::: PROVIDED RECORDS
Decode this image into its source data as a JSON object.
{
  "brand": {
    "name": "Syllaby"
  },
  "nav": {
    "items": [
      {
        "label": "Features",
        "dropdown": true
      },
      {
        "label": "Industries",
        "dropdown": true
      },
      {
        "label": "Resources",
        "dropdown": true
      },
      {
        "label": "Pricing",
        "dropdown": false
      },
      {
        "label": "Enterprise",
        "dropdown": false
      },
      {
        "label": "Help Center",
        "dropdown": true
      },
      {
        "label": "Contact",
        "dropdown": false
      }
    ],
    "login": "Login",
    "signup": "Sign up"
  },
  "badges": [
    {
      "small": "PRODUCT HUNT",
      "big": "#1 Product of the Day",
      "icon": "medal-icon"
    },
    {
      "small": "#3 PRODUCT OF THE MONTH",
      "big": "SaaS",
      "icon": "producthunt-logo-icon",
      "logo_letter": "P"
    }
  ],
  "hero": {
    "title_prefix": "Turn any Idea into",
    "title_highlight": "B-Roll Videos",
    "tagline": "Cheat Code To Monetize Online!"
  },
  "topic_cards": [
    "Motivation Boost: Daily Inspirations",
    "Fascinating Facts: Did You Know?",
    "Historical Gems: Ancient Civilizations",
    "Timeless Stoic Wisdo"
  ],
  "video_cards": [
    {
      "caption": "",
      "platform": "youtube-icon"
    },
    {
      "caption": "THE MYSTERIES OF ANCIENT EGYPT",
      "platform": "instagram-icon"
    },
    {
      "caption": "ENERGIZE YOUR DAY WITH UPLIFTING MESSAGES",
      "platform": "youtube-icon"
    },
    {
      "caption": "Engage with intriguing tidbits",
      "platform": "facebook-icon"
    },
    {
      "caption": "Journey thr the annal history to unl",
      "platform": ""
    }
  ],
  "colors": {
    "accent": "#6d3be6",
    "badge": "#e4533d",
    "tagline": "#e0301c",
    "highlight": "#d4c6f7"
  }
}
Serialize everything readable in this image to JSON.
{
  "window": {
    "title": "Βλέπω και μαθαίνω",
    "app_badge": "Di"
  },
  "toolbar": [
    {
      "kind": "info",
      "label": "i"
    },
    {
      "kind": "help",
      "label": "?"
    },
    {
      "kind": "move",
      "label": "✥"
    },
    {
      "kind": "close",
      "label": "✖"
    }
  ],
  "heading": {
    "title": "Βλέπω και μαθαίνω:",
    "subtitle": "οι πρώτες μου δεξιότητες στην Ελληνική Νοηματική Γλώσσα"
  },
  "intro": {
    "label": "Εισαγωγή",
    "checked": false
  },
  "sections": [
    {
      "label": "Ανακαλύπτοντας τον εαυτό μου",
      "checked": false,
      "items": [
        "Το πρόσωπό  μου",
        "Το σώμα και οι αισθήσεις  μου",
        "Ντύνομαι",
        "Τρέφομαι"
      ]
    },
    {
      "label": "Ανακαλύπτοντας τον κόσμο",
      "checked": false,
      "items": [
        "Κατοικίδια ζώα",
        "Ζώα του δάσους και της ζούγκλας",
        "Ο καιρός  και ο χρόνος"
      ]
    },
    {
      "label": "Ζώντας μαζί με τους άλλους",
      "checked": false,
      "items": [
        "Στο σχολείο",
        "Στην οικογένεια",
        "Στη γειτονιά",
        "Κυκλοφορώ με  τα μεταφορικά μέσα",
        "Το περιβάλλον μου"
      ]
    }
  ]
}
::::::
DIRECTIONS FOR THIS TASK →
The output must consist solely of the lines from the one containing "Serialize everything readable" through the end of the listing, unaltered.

COMPLETED EXERCISE →
Serialize everything readable in this image to JSON.
{
  "window": {
    "title": "Βλέπω και μαθαίνω",
    "app_badge": "Di"
  },
  "toolbar": [
    {
      "kind": "info",
      "label": "i"
    },
    {
      "kind": "help",
      "label": "?"
    },
    {
      "kind": "move",
      "label": "✥"
    },
    {
      "kind": "close",
      "label": "✖"
    }
  ],
  "heading": {
    "title": "Βλέπω και μαθαίνω:",
    "subtitle": "οι πρώτες μου δεξιότητες στην Ελληνική Νοηματική Γλώσσα"
  },
  "intro": {
    "label": "Εισαγωγή",
    "checked": false
  },
  "sections": [
    {
      "label": "Ανακαλύπτοντας τον εαυτό μου",
      "checked": false,
      "items": [
        "Το πρόσωπό  μου",
        "Το σώμα και οι αισθήσεις  μου",
        "Ντύνομαι",
        "Τρέφομαι"
      ]
    },
    {
      "label": "Ανακαλύπτοντας τον κόσμο",
      "checked": false,
      "items": [
        "Κατοικίδια ζώα",
        "Ζώα του δάσους και της ζούγκλας",
        "Ο καιρός  και ο χρόνος"
      ]
    },
    {
      "label": "Ζώντας μαζί με τους άλλους",
      "checked": false,
      "items": [
        "Στο σχολείο",
        "Στην οικογένεια",
        "Στη γειτονιά",
        "Κυκλοφορώ με  τα μεταφορικά μέσα",
        "Το περιβάλλον μου"
      ]
    }
  ]
}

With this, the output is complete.